Preterm birth is the number one killer of newborns in the United States and serious gaps exist between racial and ethnic groups. More than 450,000 babies are born too soon in the U.S. and the national preterm birth rate is worse than many other high-resource countries, the March of Dimes says. Worldwide, 15 million babies are born preterm, and more than one million die due to complications of an early birth. Babies who survive an early birth face serious and lifelong health problems, including breathing problems, jaundice, vision loss, cerebral palsy and intellectual delays.

“A major goal of the nationwide network of March of Dimes prematurity research centers is identifying genes that govern fetal growth and length of pregnancy. That a woman’s height influences gestational length, independent of the genes she passes on that determine fetal size, is a major finding by our research networks, and the first of what we expect to be many genetic contributions,” said Joe Leigh Simpson, MD, March of Dimes senior vice president for Research and Global Programs.

“The innovative, team-based model of our prematurity research centers is critical to understanding the unknown causes or preterm birth. This new finding adds one small piece toward solving the much larger puzzle of preterm birth,” says Dr. Jennifer L. Howse, president of the March of Dimes.

The March of Dimes is raising $75 million to support its five prematurity research centers. These unique, transdisciplinary centers bring together the brightest minds from many diverse disciplines -- geneticists, molecular biologists, epidemiologists, engineers, computer scientists, and others -- to work together to find answers to prevent premature birth. In addition to the Ohio Collaborative, the March of Dimes has established research centers at Stanford University School of Medicine in California, at the University of Pennsylvania, at Washington University in St. Louis, and at the University of Chicago, Northwestern University and Duke University.

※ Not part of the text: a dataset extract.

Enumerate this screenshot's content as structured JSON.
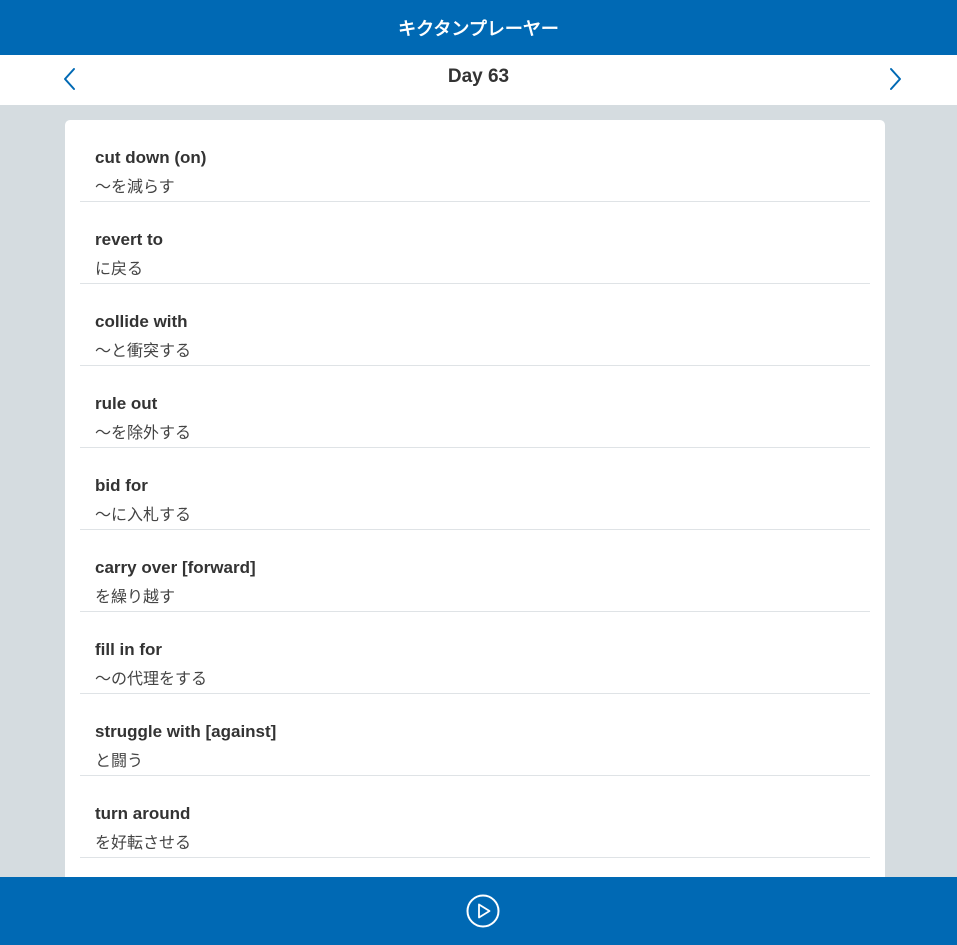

“Our finding shows that a mother’s height has a direct impact on how long her pregnancy lasts,” said Louis Muglia, MD, PhD, the primary investigator of the Ohio Collaborative, and co-director of the Perinatal Institute at Cincinnati Children's Hospital Medical Center. “The explanation for why this happens is unclear but could depend not only on unknown genes but also on woman’s lifetime of nutrition and her environment.”

The research paper, “Assessing the Causal Relationship of Maternal Height on Birth Size and Gestational Age at Birth: A Mendelian Randomization Analysis,” was published online Aug. 18 by PLoS Medicine.

About March of Dimes
The March of Dimes works to improve the health of babies by preventing birth defects, premature birth and infant mortality. The March of Dimes is the leading nonprofit organization for pregnancy and baby health.

Wednesday, September 2, 2015

Breastfeeding and hair treatments

You’ve given birth to your little peanut, congrats! You may be thinking that now you can finally return to some of the activities you enjoyed before becoming pregnant. For example, you may have stopped dying your hair during pregnancy. The fall season is around the corner and a new cut and color may be in order, but if you’re breastfeeding now, is it safe to head to the salon?

Hair treatments include hair coloring, curling (permanents), bleaching and straightening agents. Low levels of hair dye can be absorbed through the skin after application, and the dye is excreted into the urine.
But, according to the experts at Mother to Baby, “There is no information on having hair treatments during breastfeeding. It is highly unlikely that a significant amount would enter the breast milk because so little enters the mom’s bloodstream. Many women receive hair treatments while breastfeeding, and there are no known reports of negative outcomes.”
Despite this good news, if you are still hesitant, you might consider highlights or streaks, as the dye is not placed directly on the scalp.

If you have any questions about breastfeeding, speak with a lactation consultant or email us at We are happy to help!